↓

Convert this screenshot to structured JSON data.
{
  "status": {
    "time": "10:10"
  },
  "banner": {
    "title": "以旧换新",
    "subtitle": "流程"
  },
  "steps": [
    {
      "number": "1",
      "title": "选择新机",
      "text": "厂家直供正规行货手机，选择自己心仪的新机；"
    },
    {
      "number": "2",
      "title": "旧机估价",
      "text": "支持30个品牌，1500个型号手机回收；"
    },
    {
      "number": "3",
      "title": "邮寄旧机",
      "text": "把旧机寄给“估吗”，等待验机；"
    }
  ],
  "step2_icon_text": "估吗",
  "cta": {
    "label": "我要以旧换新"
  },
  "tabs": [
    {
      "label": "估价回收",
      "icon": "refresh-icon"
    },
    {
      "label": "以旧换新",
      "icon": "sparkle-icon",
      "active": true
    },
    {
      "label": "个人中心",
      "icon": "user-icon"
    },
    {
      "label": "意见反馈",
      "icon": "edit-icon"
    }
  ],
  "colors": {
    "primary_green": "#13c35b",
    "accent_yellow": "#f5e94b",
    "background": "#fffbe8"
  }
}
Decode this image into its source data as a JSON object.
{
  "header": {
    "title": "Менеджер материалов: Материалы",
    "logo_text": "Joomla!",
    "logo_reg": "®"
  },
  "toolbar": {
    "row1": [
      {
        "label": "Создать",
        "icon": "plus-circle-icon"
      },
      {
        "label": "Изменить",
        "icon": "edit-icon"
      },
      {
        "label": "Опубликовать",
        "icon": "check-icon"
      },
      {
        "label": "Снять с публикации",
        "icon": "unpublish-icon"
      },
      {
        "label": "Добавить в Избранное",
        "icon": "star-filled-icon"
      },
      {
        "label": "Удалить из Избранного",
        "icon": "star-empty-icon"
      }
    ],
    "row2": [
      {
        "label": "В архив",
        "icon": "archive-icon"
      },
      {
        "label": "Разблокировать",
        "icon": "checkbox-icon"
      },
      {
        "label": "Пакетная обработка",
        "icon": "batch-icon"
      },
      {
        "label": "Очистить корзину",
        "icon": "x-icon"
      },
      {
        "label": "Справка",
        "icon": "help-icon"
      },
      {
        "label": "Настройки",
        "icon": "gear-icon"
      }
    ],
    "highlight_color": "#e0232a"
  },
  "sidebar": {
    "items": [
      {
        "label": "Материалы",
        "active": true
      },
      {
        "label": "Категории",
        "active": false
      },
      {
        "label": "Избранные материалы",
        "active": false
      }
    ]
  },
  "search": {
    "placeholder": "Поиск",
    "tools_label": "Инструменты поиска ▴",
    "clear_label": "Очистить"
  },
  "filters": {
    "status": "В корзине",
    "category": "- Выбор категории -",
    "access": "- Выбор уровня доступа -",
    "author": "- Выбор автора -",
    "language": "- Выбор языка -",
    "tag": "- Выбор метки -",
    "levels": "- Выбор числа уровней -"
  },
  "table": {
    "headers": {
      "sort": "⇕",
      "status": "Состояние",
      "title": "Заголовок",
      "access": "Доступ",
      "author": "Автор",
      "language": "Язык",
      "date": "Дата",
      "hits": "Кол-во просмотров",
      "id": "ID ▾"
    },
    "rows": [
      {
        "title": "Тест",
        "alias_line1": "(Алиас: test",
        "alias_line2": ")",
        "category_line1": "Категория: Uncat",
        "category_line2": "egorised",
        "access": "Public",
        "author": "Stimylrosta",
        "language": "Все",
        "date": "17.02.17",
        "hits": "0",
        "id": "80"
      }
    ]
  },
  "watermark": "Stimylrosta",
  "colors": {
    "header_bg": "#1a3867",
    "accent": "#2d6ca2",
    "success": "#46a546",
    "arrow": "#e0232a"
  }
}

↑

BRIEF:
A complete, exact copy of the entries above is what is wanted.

OUTPUT FOR THIS TASK:
Convert this screenshot to structured JSON data.
{
  "status": {
    "time": "10:10"
  },
  "banner": {
    "title": "以旧换新",
    "subtitle": "流程"
  },
  "steps": [
    {
      "number": "1",
      "title": "选择新机",
      "text": "厂家直供正规行货手机，选择自己心仪的新机；"
    },
    {
      "number": "2",
      "title": "旧机估价",
      "text": "支持30个品牌，1500个型号手机回收；"
    },
    {
      "number": "3",
      "title": "邮寄旧机",
      "text": "把旧机寄给“估吗”，等待验机；"
    }
  ],
  "step2_icon_text": "估吗",
  "cta": {
    "label": "我要以旧换新"
  },
  "tabs": [
    {
      "label": "估价回收",
      "icon": "refresh-icon"
    },
    {
      "label": "以旧换新",
      "icon": "sparkle-icon",
      "active": true
    },
    {
      "label": "个人中心",
      "icon": "user-icon"
    },
    {
      "label": "意见反馈",
      "icon": "edit-icon"
    }
  ],
  "colors": {
    "primary_green": "#13c35b",
    "accent_yellow": "#f5e94b",
    "background": "#fffbe8"
  }
}
Decode this image into its source data as a JSON object.
{
  "header": {
    "title": "Менеджер материалов: Материалы",
    "logo_text": "Joomla!",
    "logo_reg": "®"
  },
  "toolbar": {
    "row1": [
      {
        "label": "Создать",
        "icon": "plus-circle-icon"
      },
      {
        "label": "Изменить",
        "icon": "edit-icon"
      },
      {
        "label": "Опубликовать",
        "icon": "check-icon"
      },
      {
        "label": "Снять с публикации",
        "icon": "unpublish-icon"
      },
      {
        "label": "Добавить в Избранное",
        "icon": "star-filled-icon"
      },
      {
        "label": "Удалить из Избранного",
        "icon": "star-empty-icon"
      }
    ],
    "row2": [
      {
        "label": "В архив",
        "icon": "archive-icon"
      },
      {
        "label": "Разблокировать",
        "icon": "checkbox-icon"
      },
      {
        "label": "Пакетная обработка",
        "icon": "batch-icon"
      },
      {
        "label": "Очистить корзину",
        "icon": "x-icon"
      },
      {
        "label": "Справка",
        "icon": "help-icon"
      },
      {
        "label": "Настройки",
        "icon": "gear-icon"
      }
    ],
    "highlight_color": "#e0232a"
  },
  "sidebar": {
    "items": [
      {
        "label": "Материалы",
        "active": true
      },
      {
        "label": "Категории",
        "active": false
      },
      {
        "label": "Избранные материалы",
        "active": false
      }
    ]
  },
  "search": {
    "placeholder": "Поиск",
    "tools_label": "Инструменты поиска ▴",
    "clear_label": "Очистить"
  },
  "filters": {
    "status": "В корзине",
    "category": "- Выбор категории -",
    "access": "- Выбор уровня доступа -",
    "author": "- Выбор автора -",
    "language": "- Выбор языка -",
    "tag": "- Выбор метки -",
    "levels": "- Выбор числа уровней -"
  },
  "table": {
    "headers": {
      "sort": "⇕",
      "status": "Состояние",
      "title": "Заголовок",
      "access": "Доступ",
      "author": "Автор",
      "language": "Язык",
      "date": "Дата",
      "hits": "Кол-во просмотров",
      "id": "ID ▾"
    },
    "rows": [
      {
        "title": "Тест",
        "alias_line1": "(Алиас: test",
        "alias_line2": ")",
        "category_line1": "Категория: Uncat",
        "category_line2": "egorised",
        "access": "Public",
        "author": "Stimylrosta",
        "language": "Все",
        "date": "17.02.17",
        "hits": "0",
        "id": "80"
      }
    ]
  },
  "watermark": "Stimylrosta",
  "colors": {
    "header_bg": "#1a3867",
    "accent": "#2d6ca2",
    "success": "#46a546",
    "arrow": "#e0232a"
  }
}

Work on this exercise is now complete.